How is this possible?
Unlike sugar, which breaks down into chemicals that bacteria thrive on, xylitol slows the growth of cavity-promoting bacteria in the mouth by up to 90 percent. Xylitol can even reverse tooth decay that has already occurred.
A further bonus: xylitol stops the production of acid, which prevents destruction of the tooth enamel—and enables the enamel to rebuild itself. Add reduction in dental plaque, tooth erosion, and gum inflammation to the list of benefits and you can see why this hard-working compound comes out a winner.
The dental benefits of xylitol have been recognized since 1970, and both Health Canada and the Food and Drug Administration (FDA) support its use for oral care.
So where can I get it?
You can find a variety of products sweetened with xylitol, including candy, chewing gum, toothpaste, and dental floss. You can also buy it as a bulk sweetener. Check out the website www.xylitol.org for more information about products containing xylitol.

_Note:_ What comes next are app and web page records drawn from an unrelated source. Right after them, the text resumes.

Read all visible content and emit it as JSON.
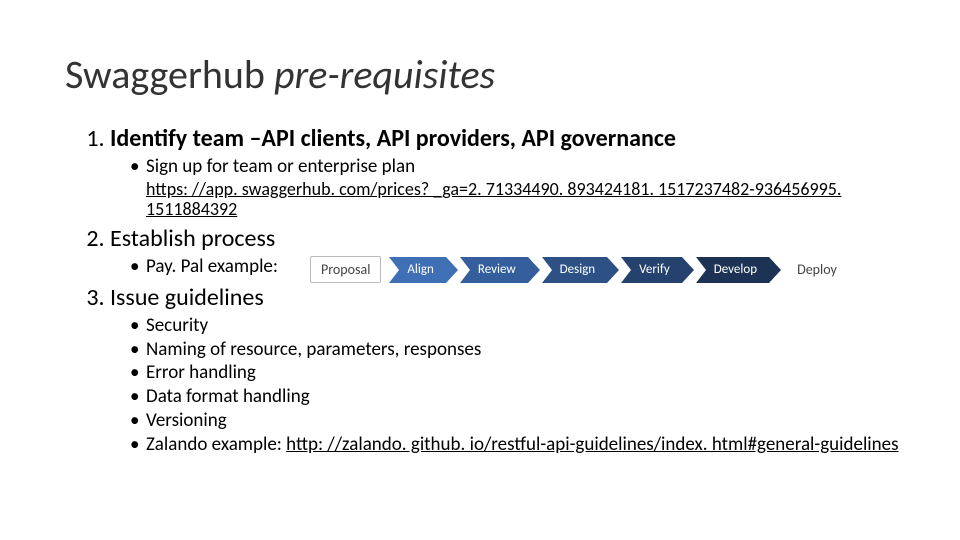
{
  "title": {
    "plain": "Swaggerhub ",
    "italic": "pre-requisites"
  },
  "items": [
    {
      "heading": "Identify team –API clients, API providers, API governance",
      "bold": true,
      "sub": [
        {
          "text": "Sign up for team or enterprise plan"
        }
      ],
      "link": {
        "href": "https://app.swaggerhub.com/prices?_ga=2.71334490.893424181.1517237482-936456995.1511884392",
        "text": "https: //app. swaggerhub. com/prices? _ga=2. 71334490. 893424181. 1517237482-936456995. 1511884392"
      }
    },
    {
      "heading": "Establish process",
      "bold": false,
      "sub": [
        {
          "text": "Pay. Pal example:"
        }
      ]
    },
    {
      "heading": "Issue guidelines",
      "bold": false,
      "sub": [
        {
          "text": "Security"
        },
        {
          "text": "Naming of resource, parameters, responses"
        },
        {
          "text": "Error handling"
        },
        {
          "text": "Data format handling"
        },
        {
          "text": "Versioning"
        },
        {
          "text": "Zalando example:  ",
          "link": {
            "href": "http://zalando.github.io/restful-api-guidelines/index.html#general-guidelines",
            "text": "http: //zalando. github. io/restful-api-guidelines/index. html#general-guidelines"
          }
        }
      ]
    }
  ],
  "process": {
    "start": "Proposal",
    "steps": [
      "Align",
      "Review",
      "Design",
      "Verify",
      "Develop"
    ],
    "end": "Deploy"
  }
}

How much should I consume?
To get the dental benefits from xylitol, you need to consume four to 10 grams of it per day. Check the packaging for xylitol content. Here’s a tip: frequency is more important than quantity. Aim to use xylitol three to seven times per day.
Any health benefits besides better teeth?
Yes, and they’re big ones: Xylitol can help stabilize blood sugar, increase bone density, and promote weight loss.
Any side effects?
Xylitol has no major side effects. Excessive consumption may lead to abdominal symptoms such as diarrhea, but unless you go overboard there’s really no downside. So suck, chew, and sprinkle away—as long it’s sweetened with xylitol!
1. Xylitol basics (Healthline): https://www.healthline.com/nutrition/xylitol-101#low-glycemic-index
2. Xylitol and oral care (ODHA): https://odha.on.ca/wp-content/uploads/2016/08/ODHA-Facts-xylitol.pdf
3. Xylitol benefits and science (CCID journal): https://www.ncbi.nlm.nih.gov/pmc/articles/PMC4232036/